Reflective, patient-centered listening is essential to effective end-of-life communication, and my experience with Carol convinced me that this skill should be emphasized earlier in medical education, before students begin feeling that they’re expected to have all the answers. The process of becoming a physician generally contributes to an identity based on expertise and competence, reinforced over years of training and specialization. Yet counseling patients near the end of life requires the humility to reject this perception and to be attentive and honest, despite our fallibility in prognostication, our fear of taking away hope, and our own insecurities about death. How can we cultivate this vulnerability appropriately in future physicians so that they can support their patients through difficult choices?
Most educational models acknowledge an attitudinal, nontechnical component to teaching and learning. For instance, Bloom’s taxonomy of learning domains includes an affective (“feel”) domain, alongside the cognitive (“think”) and psychomotor (“do”) domains of education.1 Home-visit experiences early in medical school can offer an ideal setting for such learning. When students are forced to leave the protection and familiarity of their clinical environments, they may be more likely to hear and consider the human stories that can’t be captured in progress notes and to recognize the ways in which those stories affect medical decision making. With faculty mentorship and guided self-reflection, these lessons can form the foundation for communication training in residency and beyond, when trainees have greater responsibilities.
My home visits with Carol taught me how quality of life can mean much more than quantity, how a personal connection can help you ask the tough questions, and how actively listening despite your own discomfort can empower your patient to articulate her wishes. It wasn’t easy to manage my own feelings about mortality, but between visits I debriefed with my preceptor, who reassured me that these feelings were to be expected. Armed with his advice, I could return each time with renewed confidence that I already had what it took to support Carol through this process: an open ear.

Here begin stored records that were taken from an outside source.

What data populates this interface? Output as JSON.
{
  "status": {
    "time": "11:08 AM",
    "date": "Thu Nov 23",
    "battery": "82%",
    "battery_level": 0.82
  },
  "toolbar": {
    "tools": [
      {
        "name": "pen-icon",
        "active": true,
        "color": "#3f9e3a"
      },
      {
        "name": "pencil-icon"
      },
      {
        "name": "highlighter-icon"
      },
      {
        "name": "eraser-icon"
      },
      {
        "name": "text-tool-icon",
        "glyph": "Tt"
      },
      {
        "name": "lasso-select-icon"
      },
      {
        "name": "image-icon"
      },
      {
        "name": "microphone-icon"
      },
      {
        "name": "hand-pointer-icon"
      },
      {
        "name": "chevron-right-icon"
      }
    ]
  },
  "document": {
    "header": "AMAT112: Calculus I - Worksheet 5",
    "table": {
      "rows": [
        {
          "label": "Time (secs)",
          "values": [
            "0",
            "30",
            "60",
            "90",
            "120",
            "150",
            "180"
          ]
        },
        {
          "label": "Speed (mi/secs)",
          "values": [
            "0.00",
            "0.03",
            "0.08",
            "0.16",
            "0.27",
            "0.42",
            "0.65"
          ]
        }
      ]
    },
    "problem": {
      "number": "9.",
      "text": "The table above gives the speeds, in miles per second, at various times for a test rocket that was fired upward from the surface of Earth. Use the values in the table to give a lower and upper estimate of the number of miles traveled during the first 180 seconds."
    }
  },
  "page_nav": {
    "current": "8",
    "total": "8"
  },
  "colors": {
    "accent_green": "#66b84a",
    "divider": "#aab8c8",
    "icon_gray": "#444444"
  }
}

It’s been 3 years since my last visit to Carol, but we still keep in touch by phone. As she continues to defy the odds, I sometimes feel guilty about the assumptions I made when I first arrived at her cul-de-sac. So often physicians’ biases can prevent us from truly listening to what patients have to say, but I’m glad I had a chance to understand Carol’s perspective and see how I was misguided. After all, from her vantage point, that cul-de-sac wasn’t a dead end at all — it was just the beginning of the road. Who knows where it will take her from here?
From the University of Rochester School of Medicine and Dentistry, Rochester, NY.

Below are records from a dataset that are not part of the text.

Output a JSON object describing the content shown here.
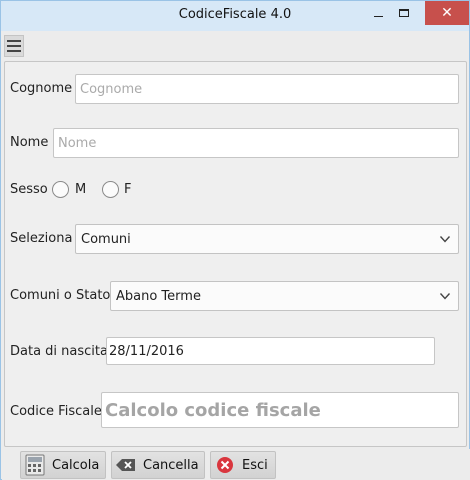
{
  "window": {
    "title": "CodiceFiscale 4.0"
  },
  "toolbar": {
    "menu_icon": "hamburger-icon"
  },
  "form": {
    "cognome": {
      "label": "Cognome",
      "placeholder": "Cognome",
      "value": ""
    },
    "nome": {
      "label": "Nome",
      "placeholder": "Nome",
      "value": ""
    },
    "sesso": {
      "label": "Sesso",
      "option_m": "M",
      "option_f": "F"
    },
    "seleziona": {
      "label": "Seleziona",
      "value": "Comuni"
    },
    "comune": {
      "label": "Comuni o Stato",
      "value": "Abano Terme"
    },
    "data_nascita": {
      "label": "Data di nascita",
      "value": "28/11/2016"
    },
    "codice_fiscale": {
      "label": "Codice Fiscale",
      "value": "Calcolo codice fiscale"
    }
  },
  "buttons": {
    "calcola": "Calcola",
    "cancella": "Cancella",
    "esci": "Esci"
  },
  "colors": {
    "titlebar": "#d7e8f7",
    "close_button": "#c7504c",
    "esci_icon": "#d9363e"
  }
}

1. Bloom BS. Taxonomy of educational objectives: the classification of educational goals. New York: Longman, 1956.
This Perspective article originally appeared in The New England Journal of Medicine.